==== DATA LISTING

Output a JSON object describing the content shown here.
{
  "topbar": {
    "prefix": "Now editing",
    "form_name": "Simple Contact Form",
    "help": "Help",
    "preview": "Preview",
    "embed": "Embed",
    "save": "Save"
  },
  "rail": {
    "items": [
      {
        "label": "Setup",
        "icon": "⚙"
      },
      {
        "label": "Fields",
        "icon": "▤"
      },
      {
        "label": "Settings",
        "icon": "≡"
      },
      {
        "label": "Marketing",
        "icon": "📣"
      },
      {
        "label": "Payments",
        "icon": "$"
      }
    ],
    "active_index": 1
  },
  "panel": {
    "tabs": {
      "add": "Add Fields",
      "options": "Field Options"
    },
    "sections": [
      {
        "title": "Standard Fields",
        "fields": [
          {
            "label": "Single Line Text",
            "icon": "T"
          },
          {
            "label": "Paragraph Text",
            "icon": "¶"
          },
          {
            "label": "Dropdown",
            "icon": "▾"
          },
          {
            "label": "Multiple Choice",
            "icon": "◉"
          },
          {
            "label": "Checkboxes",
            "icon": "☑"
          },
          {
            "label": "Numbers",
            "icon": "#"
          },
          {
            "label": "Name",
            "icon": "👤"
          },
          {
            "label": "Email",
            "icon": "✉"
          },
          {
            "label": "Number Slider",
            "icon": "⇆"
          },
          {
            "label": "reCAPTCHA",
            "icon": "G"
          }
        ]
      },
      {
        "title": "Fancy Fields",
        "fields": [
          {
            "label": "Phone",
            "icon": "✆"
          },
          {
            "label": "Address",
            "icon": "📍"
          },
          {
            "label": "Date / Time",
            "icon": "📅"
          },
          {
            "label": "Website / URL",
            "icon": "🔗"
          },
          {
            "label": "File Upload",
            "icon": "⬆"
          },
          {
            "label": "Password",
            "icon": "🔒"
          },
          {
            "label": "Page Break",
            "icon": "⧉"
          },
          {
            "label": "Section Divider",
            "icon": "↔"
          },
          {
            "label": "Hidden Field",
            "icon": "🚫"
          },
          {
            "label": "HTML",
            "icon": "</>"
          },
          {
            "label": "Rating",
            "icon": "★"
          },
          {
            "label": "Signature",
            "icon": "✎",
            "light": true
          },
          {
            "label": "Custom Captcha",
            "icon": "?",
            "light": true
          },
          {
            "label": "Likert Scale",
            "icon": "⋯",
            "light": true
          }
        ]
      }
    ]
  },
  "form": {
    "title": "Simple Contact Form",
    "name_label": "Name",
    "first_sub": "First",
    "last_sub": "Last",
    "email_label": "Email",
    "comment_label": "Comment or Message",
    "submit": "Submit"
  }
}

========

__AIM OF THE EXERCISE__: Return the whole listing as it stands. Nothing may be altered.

__FINISHED EXERCISE__:
Output a JSON object describing the content shown here.
{
  "topbar": {
    "prefix": "Now editing",
    "form_name": "Simple Contact Form",
    "help": "Help",
    "preview": "Preview",
    "embed": "Embed",
    "save": "Save"
  },
  "rail": {
    "items": [
      {
        "label": "Setup",
        "icon": "⚙"
      },
      {
        "label": "Fields",
        "icon": "▤"
      },
      {
        "label": "Settings",
        "icon": "≡"
      },
      {
        "label": "Marketing",
        "icon": "📣"
      },
      {
        "label": "Payments",
        "icon": "$"
      }
    ],
    "active_index": 1
  },
  "panel": {
    "tabs": {
      "add": "Add Fields",
      "options": "Field Options"
    },
    "sections": [
      {
        "title": "Standard Fields",
        "fields": [
          {
            "label": "Single Line Text",
            "icon": "T"
          },
          {
            "label": "Paragraph Text",
            "icon": "¶"
          },
          {
            "label": "Dropdown",
            "icon": "▾"
          },
          {
            "label": "Multiple Choice",
            "icon": "◉"
          },
          {
            "label": "Checkboxes",
            "icon": "☑"
          },
          {
            "label": "Numbers",
            "icon": "#"
          },
          {
            "label": "Name",
            "icon": "👤"
          },
          {
            "label": "Email",
            "icon": "✉"
          },
          {
            "label": "Number Slider",
            "icon": "⇆"
          },
          {
            "label": "reCAPTCHA",
            "icon": "G"
          }
        ]
      },
      {
        "title": "Fancy Fields",
        "fields": [
          {
            "label": "Phone",
            "icon": "✆"
          },
          {
            "label": "Address",
            "icon": "📍"
          },
          {
            "label": "Date / Time",
            "icon": "📅"
          },
          {
            "label": "Website / URL",
            "icon": "🔗"
          },
          {
            "label": "File Upload",
            "icon": "⬆"
          },
          {
            "label": "Password",
            "icon": "🔒"
          },
          {
            "label": "Page Break",
            "icon": "⧉"
          },
          {
            "label": "Section Divider",
            "icon": "↔"
          },
          {
            "label": "Hidden Field",
            "icon": "🚫"
          },
          {
            "label": "HTML",
            "icon": "</>"
          },
          {
            "label": "Rating",
            "icon": "★"
          },
          {
            "label": "Signature",
            "icon": "✎",
            "light": true
          },
          {
            "label": "Custom Captcha",
            "icon": "?",
            "light": true
          },
          {
            "label": "Likert Scale",
            "icon": "⋯",
            "light": true
          }
        ]
      }
    ]
  },
  "form": {
    "title": "Simple Contact Form",
    "name_label": "Name",
    "first_sub": "First",
    "last_sub": "Last",
    "email_label": "Email",
    "comment_label": "Comment or Message",
    "submit": "Submit"
  }
}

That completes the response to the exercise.